You don't ask whether D owed P a duty; you ask what duty D owes. Absent special circumstances (such as if D is a professional, or a child), D always owes P a duty of reasonable care. No matter what, 100% of the time. If you're watering your lawn, you owe people a duty of reasonable care. If you're working with a chainsaw, you owe people a duty of reasonable care. I must have used the word reasonable easily 50 times on my Torts exam (A+).
For the record, this strategy would have doomed anyone who took my torts exam. I guess my prof just had a lot more emphasis on those "special circumstances" where there is a heightened or lowered duty (for us, there were 5 levels of duty ranging from no duty to strict liability.
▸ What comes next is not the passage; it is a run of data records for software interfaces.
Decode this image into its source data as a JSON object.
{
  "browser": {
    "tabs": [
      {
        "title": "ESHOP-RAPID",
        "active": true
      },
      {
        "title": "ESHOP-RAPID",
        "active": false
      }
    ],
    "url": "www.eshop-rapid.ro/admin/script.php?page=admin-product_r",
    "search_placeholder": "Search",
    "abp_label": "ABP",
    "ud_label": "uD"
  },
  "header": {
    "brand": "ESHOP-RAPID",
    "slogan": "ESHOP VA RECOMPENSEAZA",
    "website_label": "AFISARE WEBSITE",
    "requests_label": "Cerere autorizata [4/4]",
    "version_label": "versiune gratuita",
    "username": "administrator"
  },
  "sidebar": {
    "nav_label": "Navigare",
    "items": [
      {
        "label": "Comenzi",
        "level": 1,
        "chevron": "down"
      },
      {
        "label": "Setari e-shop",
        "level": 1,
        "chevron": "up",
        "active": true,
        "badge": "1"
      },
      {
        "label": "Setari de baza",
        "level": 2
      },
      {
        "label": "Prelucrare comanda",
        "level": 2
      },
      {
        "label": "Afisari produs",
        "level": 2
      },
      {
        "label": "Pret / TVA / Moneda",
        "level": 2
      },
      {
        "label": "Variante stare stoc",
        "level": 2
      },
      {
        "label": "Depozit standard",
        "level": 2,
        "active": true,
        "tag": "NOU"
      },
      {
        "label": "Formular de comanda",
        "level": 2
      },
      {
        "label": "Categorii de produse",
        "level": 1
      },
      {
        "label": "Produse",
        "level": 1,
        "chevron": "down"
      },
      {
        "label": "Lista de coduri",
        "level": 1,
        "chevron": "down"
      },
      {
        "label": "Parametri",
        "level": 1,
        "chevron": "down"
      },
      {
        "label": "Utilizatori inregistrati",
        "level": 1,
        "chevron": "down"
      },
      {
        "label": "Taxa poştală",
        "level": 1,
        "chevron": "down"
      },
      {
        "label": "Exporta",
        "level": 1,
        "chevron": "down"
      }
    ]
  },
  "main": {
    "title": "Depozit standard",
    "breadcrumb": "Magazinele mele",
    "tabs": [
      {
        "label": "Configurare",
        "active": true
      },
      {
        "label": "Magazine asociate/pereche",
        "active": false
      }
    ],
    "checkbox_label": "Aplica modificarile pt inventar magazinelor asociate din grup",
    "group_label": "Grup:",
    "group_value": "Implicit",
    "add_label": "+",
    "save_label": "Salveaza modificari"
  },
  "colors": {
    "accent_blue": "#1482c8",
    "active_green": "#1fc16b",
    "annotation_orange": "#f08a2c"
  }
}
We spent half the semester on this concept and had to know it all). So.. be sure to account for the way your professor taught the class.